It's not unusual for a judge or jury to reduce a plaintiff's monetary award by a certain percentage—or prevent the individual from collecting any money at all—if it comes to light that the person was intoxicated while driving. However, passengers who ride in vehicles with intoxicated people may also be subjected to the same penalty. Here's what you need to know about this possibility and what you can do to avoid it.
Comparative and Contributory Negligence
While it's true that the driver of the vehicle has a duty to operate it in a safe manner, passengers also have a duty to prevent their own injuries. This means that the court expects them to avoid putting themselves in situations they know may lead to them being harmed in some way. When a person gets into a vehicle with an intoxicated driver, the court assumes the passenger knew the risks involved and, thus, may be held partially or fully liable for his or her own injuries.
The amount of liability the court assigns to the passenger depends on the circumstances, and how it impacts your ability to successfully sue the defendant for compensation for your injuries depends on whether you live in a state that uses comparative negligence or contributory negligence to assess damage awards.
In states that use comparative negligence, the court will assign a percentage of liability to each party, and any money awarded for injuries and losses is reduced accordingly.
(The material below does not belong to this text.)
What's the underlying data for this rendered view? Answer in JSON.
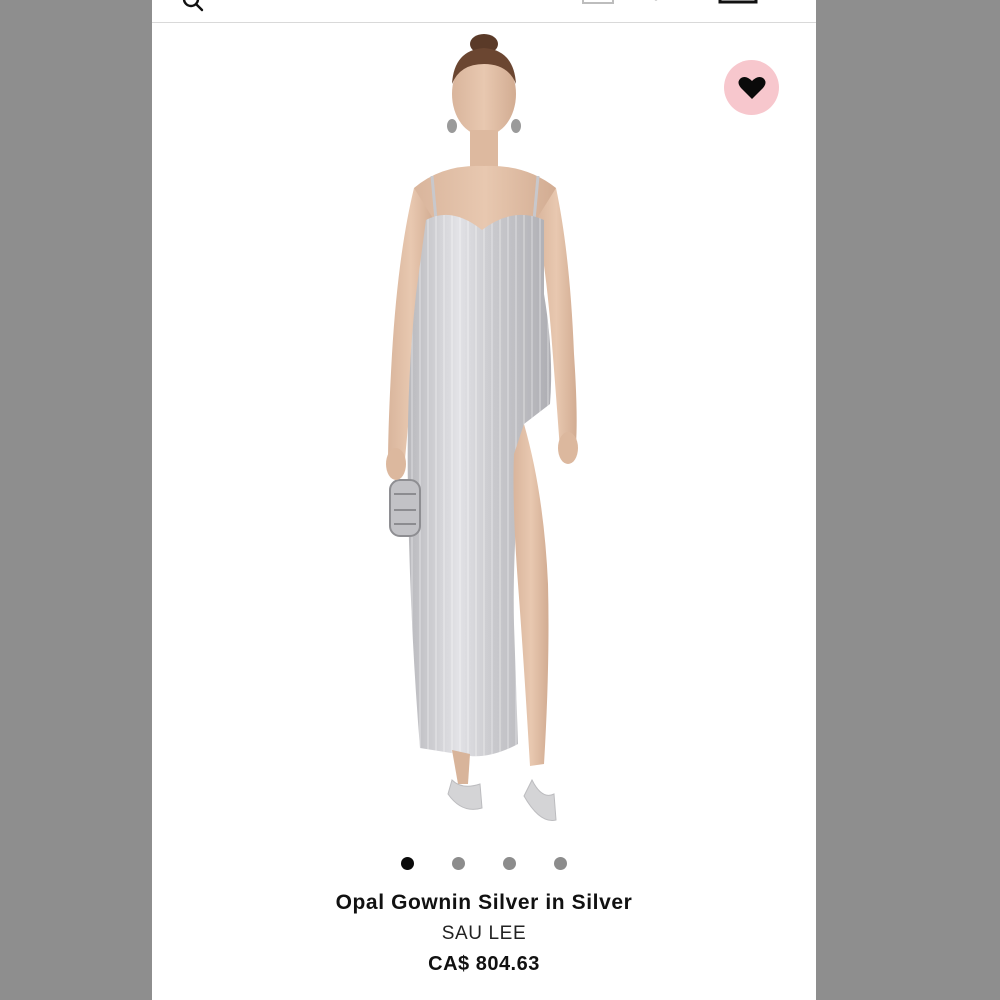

For example, the court finds you are 20 percent liable for your injuries. Any money awarded to you will be reduced by that amount (e.g., $10,000 – 20 percent = $8,000). In this situation, you'll still collect something, but not as much as you may have expected.
The same can't be said if you live in a state that uses the contributory negligence model. In these states, you'll be barred from collecting any money if you're found to be a certain percentage liable for your injuries. Most states set the limit at 50 or 51 percent. However, a few states—such as Maryland and Virginia—set the bar at 1 percent. If your percentage of liability meets or exceeds the bar, you won't get any money at all.
While it's true that it's incumbent upon the defendant to prove his or her accusations against you, you'll need to put forth a credible defense if the defendant can show you knew or should've know the driver was intoxicated. One possible defense is to claim you actually didn't know the person was too intoxicated to drive. Drugs and alcohol affect people in different ways, so this may be believable in certain situations.
For instance, people who drink frequently or heavily can often consume a lot of alcohol before they actually show signs of intoxication because they metabolize it differently and often need to drink more alcohol to achieve the same effect. Therefore, it may be credible that you didn't know the person's BAC exceeded the legal level if the person didn't show classic signs of being drunk, such as slurred speech and unsteady gait.
The other option is to show you were too incapacitated to adequately evaluate the risk of being a passenger in the vehicle with a drunk driver. If you were intoxicated as well or unconscious, the court may agree you couldn't properly consent to accepting the risk associated with the situation and adjust or eliminate your liability for your injuries.
The third option is to show that the accident would have occurred regardless of whether the driver was intoxicated or not. The intoxicated driver pulls out into the intersection at a green light, but the defendant ran a red light and T-boned the vehicle. Your driver's level of intoxication had little to no impact on the cause of the accident and, therefore, shouldn't be a consideration when parsing monetary awards.
For more information about this issue or help with an auto accident case, contact an attorney at a law firm such as Speers Reuland & Cibulskis, P.C.